Segment Open
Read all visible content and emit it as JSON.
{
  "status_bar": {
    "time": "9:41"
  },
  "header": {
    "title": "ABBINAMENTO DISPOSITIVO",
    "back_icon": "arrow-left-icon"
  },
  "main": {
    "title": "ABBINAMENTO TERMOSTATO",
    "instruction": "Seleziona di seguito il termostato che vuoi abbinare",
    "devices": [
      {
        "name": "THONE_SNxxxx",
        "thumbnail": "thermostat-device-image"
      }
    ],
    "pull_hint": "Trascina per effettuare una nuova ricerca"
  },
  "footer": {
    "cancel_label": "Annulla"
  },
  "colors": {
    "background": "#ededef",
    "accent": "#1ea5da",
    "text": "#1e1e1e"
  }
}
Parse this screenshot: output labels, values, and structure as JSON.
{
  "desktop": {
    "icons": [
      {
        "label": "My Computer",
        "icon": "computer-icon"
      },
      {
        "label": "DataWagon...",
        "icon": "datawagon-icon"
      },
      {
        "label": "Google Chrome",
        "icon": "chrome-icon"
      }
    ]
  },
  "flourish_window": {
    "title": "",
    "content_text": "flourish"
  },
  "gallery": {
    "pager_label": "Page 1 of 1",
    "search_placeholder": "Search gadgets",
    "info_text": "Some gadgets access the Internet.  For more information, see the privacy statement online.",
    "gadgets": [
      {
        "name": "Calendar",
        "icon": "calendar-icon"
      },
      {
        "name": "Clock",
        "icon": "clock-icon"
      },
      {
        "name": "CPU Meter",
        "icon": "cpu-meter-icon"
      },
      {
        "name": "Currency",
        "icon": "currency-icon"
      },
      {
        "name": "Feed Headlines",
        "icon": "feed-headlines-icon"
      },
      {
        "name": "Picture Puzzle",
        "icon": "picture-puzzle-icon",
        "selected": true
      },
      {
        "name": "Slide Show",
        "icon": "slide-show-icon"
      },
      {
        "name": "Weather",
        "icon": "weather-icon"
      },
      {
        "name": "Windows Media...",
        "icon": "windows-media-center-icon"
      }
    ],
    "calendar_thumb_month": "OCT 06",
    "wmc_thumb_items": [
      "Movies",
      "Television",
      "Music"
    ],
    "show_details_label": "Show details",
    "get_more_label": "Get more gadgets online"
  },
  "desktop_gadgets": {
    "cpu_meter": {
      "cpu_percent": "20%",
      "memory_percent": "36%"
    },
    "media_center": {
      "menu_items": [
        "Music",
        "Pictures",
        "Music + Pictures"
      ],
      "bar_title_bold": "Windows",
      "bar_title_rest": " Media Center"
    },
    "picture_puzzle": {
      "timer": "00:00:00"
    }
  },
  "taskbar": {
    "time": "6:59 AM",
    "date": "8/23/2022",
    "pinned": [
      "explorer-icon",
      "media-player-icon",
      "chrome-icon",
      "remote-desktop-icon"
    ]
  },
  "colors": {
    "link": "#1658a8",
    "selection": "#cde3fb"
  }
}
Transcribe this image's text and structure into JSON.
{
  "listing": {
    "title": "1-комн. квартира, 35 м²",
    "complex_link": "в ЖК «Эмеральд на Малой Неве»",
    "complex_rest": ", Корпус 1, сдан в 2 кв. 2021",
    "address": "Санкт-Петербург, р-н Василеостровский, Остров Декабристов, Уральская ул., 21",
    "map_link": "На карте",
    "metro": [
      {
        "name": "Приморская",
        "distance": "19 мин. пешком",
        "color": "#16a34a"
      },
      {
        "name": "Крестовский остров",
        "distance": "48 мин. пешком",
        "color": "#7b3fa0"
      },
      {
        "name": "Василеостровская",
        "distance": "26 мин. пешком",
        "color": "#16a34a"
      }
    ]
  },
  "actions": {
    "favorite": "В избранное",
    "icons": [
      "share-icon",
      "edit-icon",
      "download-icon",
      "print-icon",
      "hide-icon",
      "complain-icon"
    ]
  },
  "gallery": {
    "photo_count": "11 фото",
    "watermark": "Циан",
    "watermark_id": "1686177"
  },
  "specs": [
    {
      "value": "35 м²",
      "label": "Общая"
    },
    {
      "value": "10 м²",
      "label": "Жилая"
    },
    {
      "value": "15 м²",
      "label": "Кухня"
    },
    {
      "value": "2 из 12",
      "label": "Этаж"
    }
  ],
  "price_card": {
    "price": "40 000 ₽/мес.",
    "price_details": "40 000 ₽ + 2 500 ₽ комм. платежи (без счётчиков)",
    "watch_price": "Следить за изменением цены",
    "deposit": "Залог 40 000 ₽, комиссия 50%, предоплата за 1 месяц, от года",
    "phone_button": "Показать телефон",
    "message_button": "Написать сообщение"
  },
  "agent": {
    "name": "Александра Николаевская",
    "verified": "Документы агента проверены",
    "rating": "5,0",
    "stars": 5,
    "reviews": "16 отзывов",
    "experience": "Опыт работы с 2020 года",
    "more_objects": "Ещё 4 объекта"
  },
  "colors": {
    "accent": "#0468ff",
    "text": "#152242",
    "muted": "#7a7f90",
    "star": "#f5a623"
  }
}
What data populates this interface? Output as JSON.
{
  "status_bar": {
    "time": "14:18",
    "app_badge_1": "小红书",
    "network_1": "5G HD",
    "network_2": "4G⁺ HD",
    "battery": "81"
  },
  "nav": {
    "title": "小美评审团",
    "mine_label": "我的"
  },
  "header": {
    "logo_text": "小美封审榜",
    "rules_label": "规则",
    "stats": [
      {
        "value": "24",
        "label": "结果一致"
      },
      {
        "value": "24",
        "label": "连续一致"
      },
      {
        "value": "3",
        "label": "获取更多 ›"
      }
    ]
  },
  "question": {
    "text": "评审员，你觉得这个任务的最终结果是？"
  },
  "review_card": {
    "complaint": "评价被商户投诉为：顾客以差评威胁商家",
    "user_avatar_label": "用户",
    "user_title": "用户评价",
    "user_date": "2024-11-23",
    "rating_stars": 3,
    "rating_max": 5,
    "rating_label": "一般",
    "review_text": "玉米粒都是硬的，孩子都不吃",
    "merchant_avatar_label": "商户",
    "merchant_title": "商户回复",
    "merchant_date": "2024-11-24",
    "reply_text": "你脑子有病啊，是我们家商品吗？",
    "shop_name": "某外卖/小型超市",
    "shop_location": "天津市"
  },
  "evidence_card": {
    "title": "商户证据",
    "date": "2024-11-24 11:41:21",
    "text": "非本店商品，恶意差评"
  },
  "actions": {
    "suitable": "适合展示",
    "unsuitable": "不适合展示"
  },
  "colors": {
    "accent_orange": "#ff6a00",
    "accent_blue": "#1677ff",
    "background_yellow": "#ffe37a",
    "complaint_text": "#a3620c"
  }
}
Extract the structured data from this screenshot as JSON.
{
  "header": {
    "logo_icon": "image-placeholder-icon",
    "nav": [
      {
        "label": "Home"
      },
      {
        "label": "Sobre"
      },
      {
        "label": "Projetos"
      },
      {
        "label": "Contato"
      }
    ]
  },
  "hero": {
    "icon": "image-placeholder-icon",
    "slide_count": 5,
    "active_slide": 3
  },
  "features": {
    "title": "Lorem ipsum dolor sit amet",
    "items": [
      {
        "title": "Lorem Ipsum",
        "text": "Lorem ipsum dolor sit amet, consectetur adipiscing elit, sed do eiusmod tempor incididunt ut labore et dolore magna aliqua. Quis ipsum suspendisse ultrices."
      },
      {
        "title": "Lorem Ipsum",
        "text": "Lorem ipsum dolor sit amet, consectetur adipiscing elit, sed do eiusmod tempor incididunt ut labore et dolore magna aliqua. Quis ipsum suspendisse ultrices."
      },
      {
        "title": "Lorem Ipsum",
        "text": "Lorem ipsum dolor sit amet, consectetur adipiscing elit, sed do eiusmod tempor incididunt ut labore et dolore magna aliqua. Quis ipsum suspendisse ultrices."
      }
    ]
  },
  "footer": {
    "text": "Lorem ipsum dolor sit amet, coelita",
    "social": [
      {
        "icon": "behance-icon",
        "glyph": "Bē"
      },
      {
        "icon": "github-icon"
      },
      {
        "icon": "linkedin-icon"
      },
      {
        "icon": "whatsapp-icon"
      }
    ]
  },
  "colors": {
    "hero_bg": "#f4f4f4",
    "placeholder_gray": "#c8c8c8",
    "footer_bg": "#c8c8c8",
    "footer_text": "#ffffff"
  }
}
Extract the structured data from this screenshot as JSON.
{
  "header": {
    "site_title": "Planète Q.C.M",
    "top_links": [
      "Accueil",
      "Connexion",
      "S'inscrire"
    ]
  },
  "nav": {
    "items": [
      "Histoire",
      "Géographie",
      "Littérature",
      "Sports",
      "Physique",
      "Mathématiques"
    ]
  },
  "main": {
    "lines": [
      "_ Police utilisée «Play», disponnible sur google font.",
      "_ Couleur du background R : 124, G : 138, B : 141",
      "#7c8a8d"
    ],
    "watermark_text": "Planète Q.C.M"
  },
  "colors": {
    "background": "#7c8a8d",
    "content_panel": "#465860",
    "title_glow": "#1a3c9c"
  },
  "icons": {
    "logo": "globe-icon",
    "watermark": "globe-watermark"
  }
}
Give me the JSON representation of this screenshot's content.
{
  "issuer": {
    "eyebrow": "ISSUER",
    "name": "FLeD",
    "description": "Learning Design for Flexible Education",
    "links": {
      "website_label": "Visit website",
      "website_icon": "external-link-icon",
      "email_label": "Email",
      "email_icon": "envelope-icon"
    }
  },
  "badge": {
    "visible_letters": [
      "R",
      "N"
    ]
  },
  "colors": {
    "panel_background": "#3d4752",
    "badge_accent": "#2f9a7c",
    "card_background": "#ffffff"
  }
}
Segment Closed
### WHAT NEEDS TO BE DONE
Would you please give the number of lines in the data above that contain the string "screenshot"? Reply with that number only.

### ANSWER AREA
4